[[ Records supplied, beginning ]]

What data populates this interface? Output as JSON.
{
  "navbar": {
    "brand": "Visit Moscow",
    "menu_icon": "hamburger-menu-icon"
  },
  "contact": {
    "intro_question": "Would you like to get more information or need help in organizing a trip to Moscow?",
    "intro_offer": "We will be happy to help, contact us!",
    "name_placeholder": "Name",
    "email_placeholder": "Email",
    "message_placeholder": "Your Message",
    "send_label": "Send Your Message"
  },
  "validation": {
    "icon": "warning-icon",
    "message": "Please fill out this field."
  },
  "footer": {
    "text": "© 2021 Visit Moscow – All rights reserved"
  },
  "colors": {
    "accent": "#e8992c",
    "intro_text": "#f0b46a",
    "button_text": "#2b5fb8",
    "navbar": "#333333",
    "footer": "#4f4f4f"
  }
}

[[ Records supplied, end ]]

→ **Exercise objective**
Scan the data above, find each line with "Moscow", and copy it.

→ **Your response**
    "brand": "Visit Moscow",
    "intro_question": "Would you like to get more information or need help in organizing a trip to Moscow?",
    "text": "© 2021 Visit Moscow – All rights reserved"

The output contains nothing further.